If you see bits of copper between the slip rings, that will bypass the pass transistor and tend to full field the alternator causing the over voltage where the pass transistor loses complete control. A really dumb idea.

Was a push for PCM controlled voltage regulators, could use the same AD converter in the PCM microcontroller and the engine diagnostics for error codes. Also the ambient sensor used for the AC system and OAT gauge could be used to control battery charge voltage. But also required serialized bytes to be converted parallel with an additional DA converter to fired the N-Channel, a far more complicated voltage regulator. And since that serialized data feeding high impedance FET's, subject to EMI. Shielding was normally out, so routing is the way to minimize that.

Mounting the VR in the alternator was never a good idea. but those four wires required to mount the regulator near the battery were treated like a billion dollar expense. VR's have thermal sensing and never did a good job of monitoring the battery temperature with as many as eight super hot diodes in the same package. Just on some Caddies were we allowed to add a couple of wires for a remotely mounted thermistor placed near the battery.

Just typing this so you know some of the reasons you are having problems.

Was invited to a very expensive country club with all the executives there, order anything you want, drink all you want. Then was hit about reducing cost.
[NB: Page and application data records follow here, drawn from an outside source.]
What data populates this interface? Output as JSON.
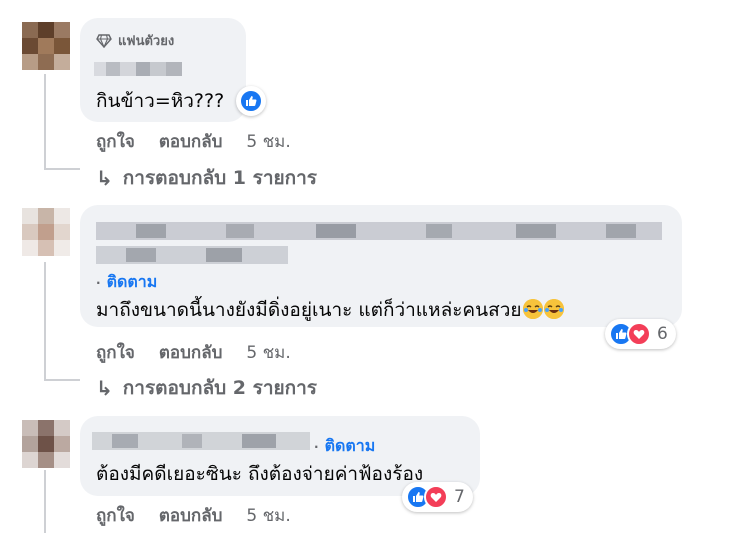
{
  "comments": [
    {
      "badge": "แฟนตัวยง",
      "text": "กินข้าว=หิว???",
      "actions": {
        "like": "ถูกใจ",
        "reply": "ตอบกลับ",
        "time": "5 ชม."
      },
      "replies_link": "การตอบกลับ 1 รายการ",
      "reaction": {
        "types": [
          "like"
        ]
      }
    },
    {
      "follow": "ติดตาม",
      "text": "มาถึงขนาดนี้นางยังมีดิ่งอยู่เนาะ แต่ก็ว่าแหล่ะคนสวย",
      "actions": {
        "like": "ถูกใจ",
        "reply": "ตอบกลับ",
        "time": "5 ชม."
      },
      "replies_link": "การตอบกลับ 2 รายการ",
      "reaction": {
        "types": [
          "like",
          "love"
        ],
        "count": "6"
      }
    },
    {
      "follow": "ติดตาม",
      "text": "ต้องมีคดีเยอะซินะ ถึงต้องจ่ายค่าฟ้องร้อง",
      "actions": {
        "like": "ถูกใจ",
        "reply": "ตอบกลับ",
        "time": "5 ชม."
      },
      "reaction": {
        "types": [
          "like",
          "love"
        ],
        "count": "7"
      }
    }
  ],
  "colors": {
    "bubble": "#f0f2f5",
    "link_blue": "#1877f2",
    "secondary_text": "#65676b",
    "love_red": "#f33e58"
  }
}
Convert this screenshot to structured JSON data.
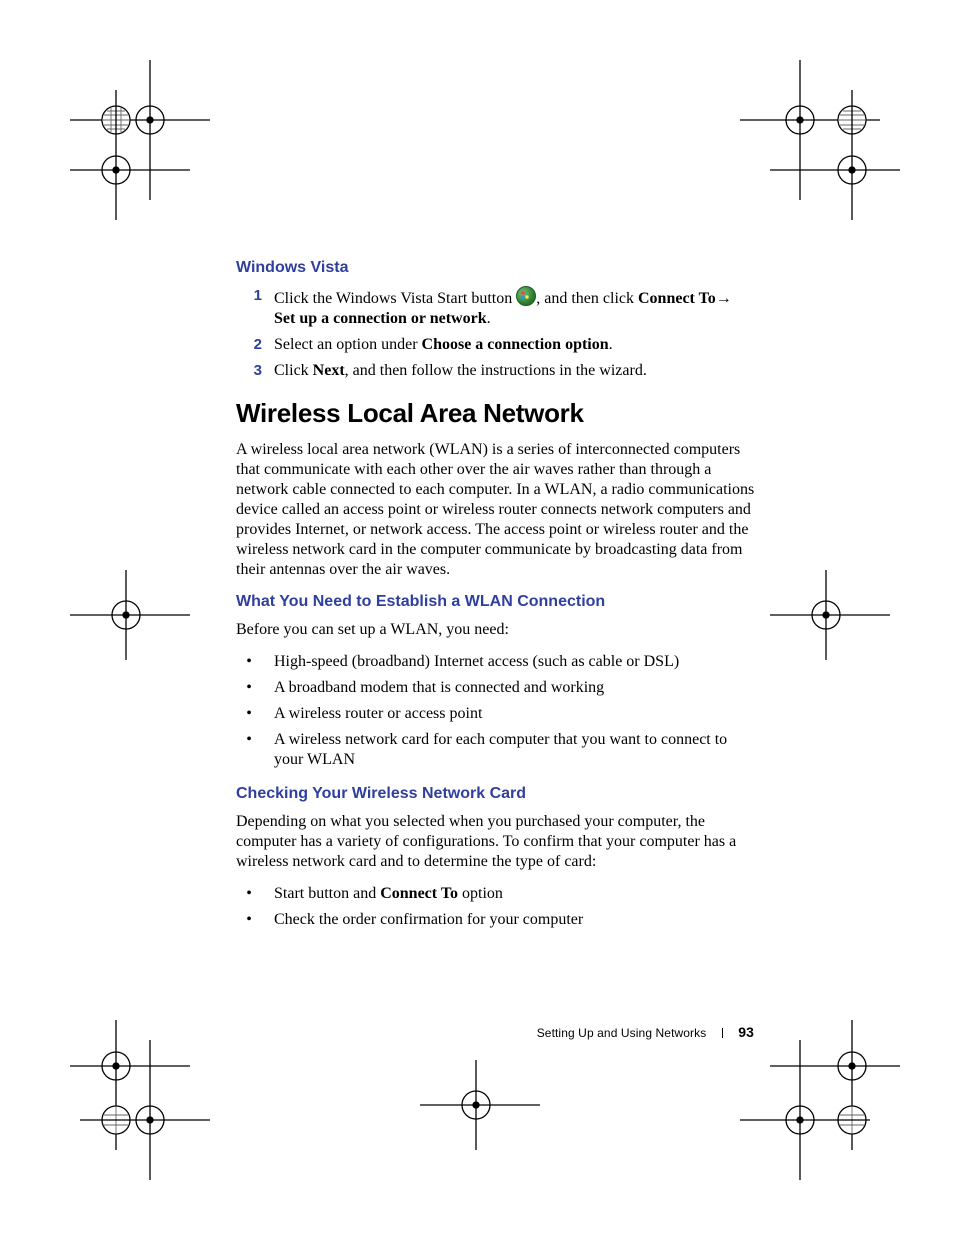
{
  "section1": {
    "heading": "Windows Vista",
    "steps": [
      {
        "num": "1",
        "pre": "Click the Windows Vista Start button ",
        "post_comma": ",  and then click ",
        "bold1": "Connect To",
        "arrow": "→ ",
        "bold2": "Set up a connection or network",
        "tail": "."
      },
      {
        "num": "2",
        "pre": "Select an option under ",
        "bold1": "Choose a connection option",
        "tail": "."
      },
      {
        "num": "3",
        "pre": "Click ",
        "bold1": "Next",
        "tail": ", and then follow the instructions in the wizard."
      }
    ]
  },
  "h1": "Wireless Local Area Network",
  "para1": "A wireless local area network (WLAN) is a series of interconnected computers that communicate with each other over the air waves rather than through a network cable connected to each computer. In a WLAN, a radio communications device called an access point or wireless router connects network computers and provides Internet, or network access. The access point or wireless router and the wireless network card in the computer communicate by broadcasting data from their antennas over the air waves.",
  "section2": {
    "heading": "What You Need to Establish a WLAN Connection",
    "intro": "Before you can set up a WLAN, you need:",
    "bullets": [
      "High-speed (broadband) Internet access (such as cable or DSL)",
      "A broadband modem that is connected and working",
      "A wireless router or access point",
      "A wireless network card for each computer that you want to connect to your WLAN"
    ]
  },
  "section3": {
    "heading": "Checking Your Wireless Network Card",
    "intro": "Depending on what you selected when you purchased your computer, the computer has a variety of configurations. To confirm that your computer has a wireless network card and to determine the type of card:",
    "bullets": [
      {
        "pre": "Start button and ",
        "bold": "Connect To",
        "tail": " option"
      },
      {
        "pre": "Check the order confirmation for your computer",
        "bold": "",
        "tail": ""
      }
    ]
  },
  "footer": {
    "chapter": "Setting Up and Using Networks",
    "page": "93"
  }
}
Just looked around and smiled and replied, we could just as well have this meeting at Macs. That went over like a lead balloon. Not joking on this.
 

keith

Sr. Member
Joined
Dec 21, 2007
Messages
176
Points
16
Let me up date. I do not think the coil is getting voltage if the key is off. It got so hot so fast I thought it must be heating up with the key on, it accutally melted the plastic. I put a test light in place of the coil and the light goes off if the crank sensor looses signal. So as soon as that engine stops rotating power is cut to the coil. The relay seems to be working and the battery is not going died.
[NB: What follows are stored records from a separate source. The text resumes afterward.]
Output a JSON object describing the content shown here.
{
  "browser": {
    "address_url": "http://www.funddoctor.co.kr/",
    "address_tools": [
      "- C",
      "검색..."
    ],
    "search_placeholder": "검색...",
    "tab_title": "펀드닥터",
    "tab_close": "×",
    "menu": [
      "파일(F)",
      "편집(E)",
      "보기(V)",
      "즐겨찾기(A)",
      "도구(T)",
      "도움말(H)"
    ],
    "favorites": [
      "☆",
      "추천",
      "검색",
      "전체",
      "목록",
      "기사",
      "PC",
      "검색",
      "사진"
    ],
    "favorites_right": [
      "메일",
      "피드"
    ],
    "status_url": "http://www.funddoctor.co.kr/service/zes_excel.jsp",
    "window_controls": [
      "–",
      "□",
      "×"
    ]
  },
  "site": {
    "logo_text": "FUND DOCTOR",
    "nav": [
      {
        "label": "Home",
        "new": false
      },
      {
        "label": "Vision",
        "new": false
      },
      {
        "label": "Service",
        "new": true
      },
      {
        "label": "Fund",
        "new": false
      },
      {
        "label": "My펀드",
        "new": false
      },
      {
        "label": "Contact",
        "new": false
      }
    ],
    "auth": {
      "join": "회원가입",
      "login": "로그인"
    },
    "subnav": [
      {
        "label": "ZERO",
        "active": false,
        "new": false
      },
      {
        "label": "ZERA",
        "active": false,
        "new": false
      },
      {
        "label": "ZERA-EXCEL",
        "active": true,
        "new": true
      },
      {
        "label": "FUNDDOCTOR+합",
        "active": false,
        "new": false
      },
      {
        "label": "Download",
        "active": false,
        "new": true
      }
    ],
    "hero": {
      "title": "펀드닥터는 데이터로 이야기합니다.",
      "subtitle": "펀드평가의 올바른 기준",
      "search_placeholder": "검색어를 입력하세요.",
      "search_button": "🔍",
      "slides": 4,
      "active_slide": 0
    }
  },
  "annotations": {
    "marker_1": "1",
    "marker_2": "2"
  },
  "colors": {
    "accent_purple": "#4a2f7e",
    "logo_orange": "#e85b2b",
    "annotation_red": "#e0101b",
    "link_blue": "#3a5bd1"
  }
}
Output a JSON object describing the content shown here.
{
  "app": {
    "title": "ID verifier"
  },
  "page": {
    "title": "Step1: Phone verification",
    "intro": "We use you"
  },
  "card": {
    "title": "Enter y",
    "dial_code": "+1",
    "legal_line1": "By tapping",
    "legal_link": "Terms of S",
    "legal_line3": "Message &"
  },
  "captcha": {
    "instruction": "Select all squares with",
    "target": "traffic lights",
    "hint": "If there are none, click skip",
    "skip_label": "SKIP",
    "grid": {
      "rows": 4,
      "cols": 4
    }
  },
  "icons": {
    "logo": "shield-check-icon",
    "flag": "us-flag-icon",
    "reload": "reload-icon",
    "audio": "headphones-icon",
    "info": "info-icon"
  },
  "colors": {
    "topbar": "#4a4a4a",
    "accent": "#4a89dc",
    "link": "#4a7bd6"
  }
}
yes, check engine light comes on then goes off in 3 seconds, no codes, parts are from Car Quest, engine and van are stock- someone had added remote for door locks and power windows, I removed both, they were not working anyway,
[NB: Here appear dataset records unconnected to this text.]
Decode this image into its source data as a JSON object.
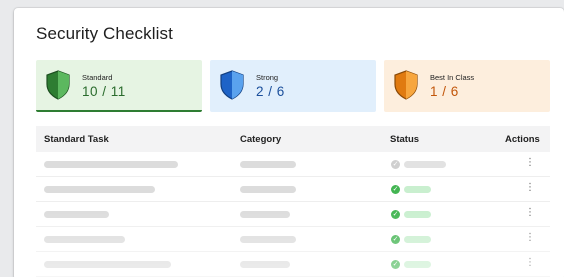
{
  "panel": {
    "title": "Security Checklist"
  },
  "tiers": [
    {
      "name": "Standard",
      "count": "10 / 11",
      "color": "#4caf50",
      "icon": "green-shield-icon"
    },
    {
      "name": "Strong",
      "count": "2 / 6",
      "color": "#2f7de1",
      "icon": "blue-shield-icon"
    },
    {
      "name": "Best In Class",
      "count": "1 / 6",
      "color": "#f39220",
      "icon": "orange-shield-icon"
    }
  ],
  "table": {
    "headers": {
      "task": "Standard Task",
      "category": "Category",
      "status": "Status",
      "actions": "Actions"
    },
    "rows": [
      {
        "status": "pending",
        "status_color": "#cfcfcf"
      },
      {
        "status": "complete",
        "status_color": "#43b552"
      },
      {
        "status": "complete",
        "status_color": "#43b552"
      },
      {
        "status": "complete",
        "status_color": "#43b552"
      },
      {
        "status": "complete",
        "status_color": "#43b552"
      }
    ],
    "actions_icon": "kebab-menu-icon"
  }
}
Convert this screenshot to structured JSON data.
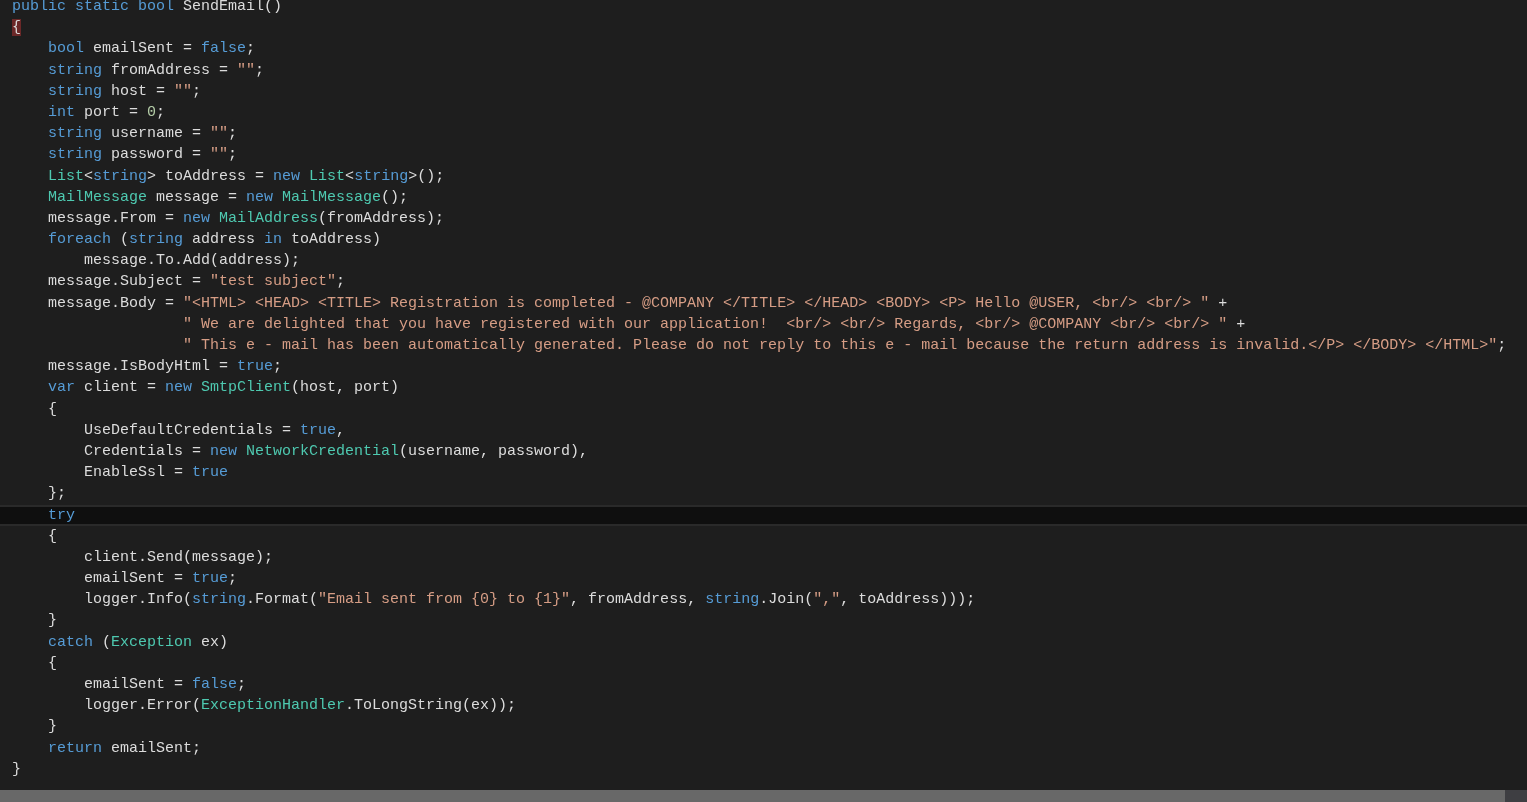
{
  "editor": {
    "lines": [
      {
        "current": false,
        "tokens": [
          {
            "kind": "keyword",
            "text": "public"
          },
          {
            "kind": "keyword",
            "text": " static"
          },
          {
            "kind": "keyword",
            "text": " bool"
          },
          {
            "kind": "plain",
            "text": " SendEmail()"
          }
        ]
      },
      {
        "current": false,
        "tokens": [
          {
            "kind": "plain",
            "text": "{",
            "matched": true
          }
        ]
      },
      {
        "current": false,
        "tokens": [
          {
            "kind": "keyword",
            "text": "    bool"
          },
          {
            "kind": "plain",
            "text": " emailSent = "
          },
          {
            "kind": "keyword",
            "text": "false"
          },
          {
            "kind": "plain",
            "text": ";"
          }
        ]
      },
      {
        "current": false,
        "tokens": [
          {
            "kind": "keyword",
            "text": "    string"
          },
          {
            "kind": "plain",
            "text": " fromAddress = "
          },
          {
            "kind": "string",
            "text": "\"\""
          },
          {
            "kind": "plain",
            "text": ";"
          }
        ]
      },
      {
        "current": false,
        "tokens": [
          {
            "kind": "keyword",
            "text": "    string"
          },
          {
            "kind": "plain",
            "text": " host = "
          },
          {
            "kind": "string",
            "text": "\"\""
          },
          {
            "kind": "plain",
            "text": ";"
          }
        ]
      },
      {
        "current": false,
        "tokens": [
          {
            "kind": "keyword",
            "text": "    int"
          },
          {
            "kind": "plain",
            "text": " port = "
          },
          {
            "kind": "number",
            "text": "0"
          },
          {
            "kind": "plain",
            "text": ";"
          }
        ]
      },
      {
        "current": false,
        "tokens": [
          {
            "kind": "keyword",
            "text": "    string"
          },
          {
            "kind": "plain",
            "text": " username = "
          },
          {
            "kind": "string",
            "text": "\"\""
          },
          {
            "kind": "plain",
            "text": ";"
          }
        ]
      },
      {
        "current": false,
        "tokens": [
          {
            "kind": "keyword",
            "text": "    string"
          },
          {
            "kind": "plain",
            "text": " password = "
          },
          {
            "kind": "string",
            "text": "\"\""
          },
          {
            "kind": "plain",
            "text": ";"
          }
        ]
      },
      {
        "current": false,
        "tokens": [
          {
            "kind": "type",
            "text": "    List"
          },
          {
            "kind": "plain",
            "text": "<"
          },
          {
            "kind": "keyword",
            "text": "string"
          },
          {
            "kind": "plain",
            "text": "> toAddress = "
          },
          {
            "kind": "keyword",
            "text": "new"
          },
          {
            "kind": "type",
            "text": " List"
          },
          {
            "kind": "plain",
            "text": "<"
          },
          {
            "kind": "keyword",
            "text": "string"
          },
          {
            "kind": "plain",
            "text": ">();"
          }
        ]
      },
      {
        "current": false,
        "tokens": [
          {
            "kind": "type",
            "text": "    MailMessage"
          },
          {
            "kind": "plain",
            "text": " message = "
          },
          {
            "kind": "keyword",
            "text": "new"
          },
          {
            "kind": "type",
            "text": " MailMessage"
          },
          {
            "kind": "plain",
            "text": "();"
          }
        ]
      },
      {
        "current": false,
        "tokens": [
          {
            "kind": "plain",
            "text": "    message.From = "
          },
          {
            "kind": "keyword",
            "text": "new"
          },
          {
            "kind": "type",
            "text": " MailAddress"
          },
          {
            "kind": "plain",
            "text": "(fromAddress);"
          }
        ]
      },
      {
        "current": false,
        "tokens": [
          {
            "kind": "keyword",
            "text": "    foreach"
          },
          {
            "kind": "plain",
            "text": " ("
          },
          {
            "kind": "keyword",
            "text": "string"
          },
          {
            "kind": "plain",
            "text": " address "
          },
          {
            "kind": "keyword",
            "text": "in"
          },
          {
            "kind": "plain",
            "text": " toAddress)"
          }
        ]
      },
      {
        "current": false,
        "tokens": [
          {
            "kind": "plain",
            "text": "        message.To.Add(address);"
          }
        ]
      },
      {
        "current": false,
        "tokens": [
          {
            "kind": "plain",
            "text": "    message.Subject = "
          },
          {
            "kind": "string",
            "text": "\"test subject\""
          },
          {
            "kind": "plain",
            "text": ";"
          }
        ]
      },
      {
        "current": false,
        "tokens": [
          {
            "kind": "plain",
            "text": "    message.Body = "
          },
          {
            "kind": "string",
            "text": "\"<HTML> <HEAD> <TITLE> Registration is completed - @COMPANY </TITLE> </HEAD> <BODY> <P> Hello @USER, <br/> <br/> \""
          },
          {
            "kind": "plain",
            "text": " +"
          }
        ]
      },
      {
        "current": false,
        "tokens": [
          {
            "kind": "string",
            "text": "                   \" We are delighted that you have registered with our application!  <br/> <br/> Regards, <br/> @COMPANY <br/> <br/> \""
          },
          {
            "kind": "plain",
            "text": " +"
          }
        ]
      },
      {
        "current": false,
        "tokens": [
          {
            "kind": "string",
            "text": "                   \" This e - mail has been automatically generated. Please do not reply to this e - mail because the return address is invalid.</P> </BODY> </HTML>\""
          },
          {
            "kind": "plain",
            "text": ";"
          }
        ]
      },
      {
        "current": false,
        "tokens": [
          {
            "kind": "plain",
            "text": "    message.IsBodyHtml = "
          },
          {
            "kind": "keyword",
            "text": "true"
          },
          {
            "kind": "plain",
            "text": ";"
          }
        ]
      },
      {
        "current": false,
        "tokens": [
          {
            "kind": "keyword",
            "text": "    var"
          },
          {
            "kind": "plain",
            "text": " client = "
          },
          {
            "kind": "keyword",
            "text": "new"
          },
          {
            "kind": "type",
            "text": " SmtpClient"
          },
          {
            "kind": "plain",
            "text": "(host, port)"
          }
        ]
      },
      {
        "current": false,
        "tokens": [
          {
            "kind": "plain",
            "text": "    {"
          }
        ]
      },
      {
        "current": false,
        "tokens": [
          {
            "kind": "plain",
            "text": "        UseDefaultCredentials = "
          },
          {
            "kind": "keyword",
            "text": "true"
          },
          {
            "kind": "plain",
            "text": ","
          }
        ]
      },
      {
        "current": false,
        "tokens": [
          {
            "kind": "plain",
            "text": "        Credentials = "
          },
          {
            "kind": "keyword",
            "text": "new"
          },
          {
            "kind": "type",
            "text": " NetworkCredential"
          },
          {
            "kind": "plain",
            "text": "(username, password),"
          }
        ]
      },
      {
        "current": false,
        "tokens": [
          {
            "kind": "plain",
            "text": "        EnableSsl = "
          },
          {
            "kind": "keyword",
            "text": "true"
          }
        ]
      },
      {
        "current": false,
        "tokens": [
          {
            "kind": "plain",
            "text": "    };"
          }
        ]
      },
      {
        "current": true,
        "tokens": [
          {
            "kind": "keyword",
            "text": "    try"
          }
        ]
      },
      {
        "current": false,
        "tokens": [
          {
            "kind": "plain",
            "text": "    {"
          }
        ]
      },
      {
        "current": false,
        "tokens": [
          {
            "kind": "plain",
            "text": "        client.Send(message);"
          }
        ]
      },
      {
        "current": false,
        "tokens": [
          {
            "kind": "plain",
            "text": "        emailSent = "
          },
          {
            "kind": "keyword",
            "text": "true"
          },
          {
            "kind": "plain",
            "text": ";"
          }
        ]
      },
      {
        "current": false,
        "tokens": [
          {
            "kind": "plain",
            "text": "        logger.Info("
          },
          {
            "kind": "keyword",
            "text": "string"
          },
          {
            "kind": "plain",
            "text": ".Format("
          },
          {
            "kind": "string",
            "text": "\"Email sent from {0} to {1}\""
          },
          {
            "kind": "plain",
            "text": ", fromAddress, "
          },
          {
            "kind": "keyword",
            "text": "string"
          },
          {
            "kind": "plain",
            "text": ".Join("
          },
          {
            "kind": "string",
            "text": "\",\""
          },
          {
            "kind": "plain",
            "text": ", toAddress)));"
          }
        ]
      },
      {
        "current": false,
        "tokens": [
          {
            "kind": "plain",
            "text": "    }"
          }
        ]
      },
      {
        "current": false,
        "tokens": [
          {
            "kind": "keyword",
            "text": "    catch"
          },
          {
            "kind": "plain",
            "text": " ("
          },
          {
            "kind": "type",
            "text": "Exception"
          },
          {
            "kind": "plain",
            "text": " ex)"
          }
        ]
      },
      {
        "current": false,
        "tokens": [
          {
            "kind": "plain",
            "text": "    {"
          }
        ]
      },
      {
        "current": false,
        "tokens": [
          {
            "kind": "plain",
            "text": "        emailSent = "
          },
          {
            "kind": "keyword",
            "text": "false"
          },
          {
            "kind": "plain",
            "text": ";"
          }
        ]
      },
      {
        "current": false,
        "tokens": [
          {
            "kind": "plain",
            "text": "        logger.Error("
          },
          {
            "kind": "type",
            "text": "ExceptionHandler"
          },
          {
            "kind": "plain",
            "text": ".ToLongString(ex));"
          }
        ]
      },
      {
        "current": false,
        "tokens": [
          {
            "kind": "plain",
            "text": "    }"
          }
        ]
      },
      {
        "current": false,
        "tokens": [
          {
            "kind": "keyword",
            "text": "    return"
          },
          {
            "kind": "plain",
            "text": " emailSent;"
          }
        ]
      },
      {
        "current": false,
        "tokens": [
          {
            "kind": "plain",
            "text": "}"
          }
        ]
      }
    ]
  }
}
I plugged in scanner and see what voltage the PCM is seeing, good point here. Scanner said "battery Voltage 0.0" "Desired Voltage 13.6"

The only other problem is if the voltage 17v the volt meter on the dash or insterment panel reads 0v. If the alternator is regulated and battery voltage is around 13.5 volts the dash is up and reading.

I will be looking at power wires feeding the PCM and dash.

thanks
 

keith

Sr. Member
Joined
Dec 21, 2007
Messages
176
Points
16
Since the scanner was reading 0v. I checked the voltage on C25 at the computer. This is a generator source wire and it has battery voltage. I also checked the fuses 8,4, and 7 and they were all good. I am not able to find a connection between the gauge on the dash and the PCM. But I feel the PCM is the likely cause of the problem now. I would be open to any more suggestion or idea of anything esle to check.
 

kev2

wrench
Joined
Nov 14, 2006
Messages
4,919
Points
48
Age
119
seams to me two issues here - likely connected...

The coil - What is the voltage to coil key on, remember only powered briefly ...
as the coil is only 2 wires - unplug and probe BOTH with DVOM cking Volts and ground.
knowing that may have us look into coil application.

The charging issue- is it intermittant, when the dash gauge and scanner reads 0 only then does it go to that critical high charge rate? I think the PCM is not seeing the battery V and commanding the alt to go full charge.... A problem in the PDC corossion I recall was an issue.... later I will ck TSBs and known issues that match the no voltage seen by PCM
 

keith

Sr. Member
Joined
Dec 21, 2007
Messages
176
Points
16
I think it is just one problem the high voltage is what is burning out the coils.
 
Top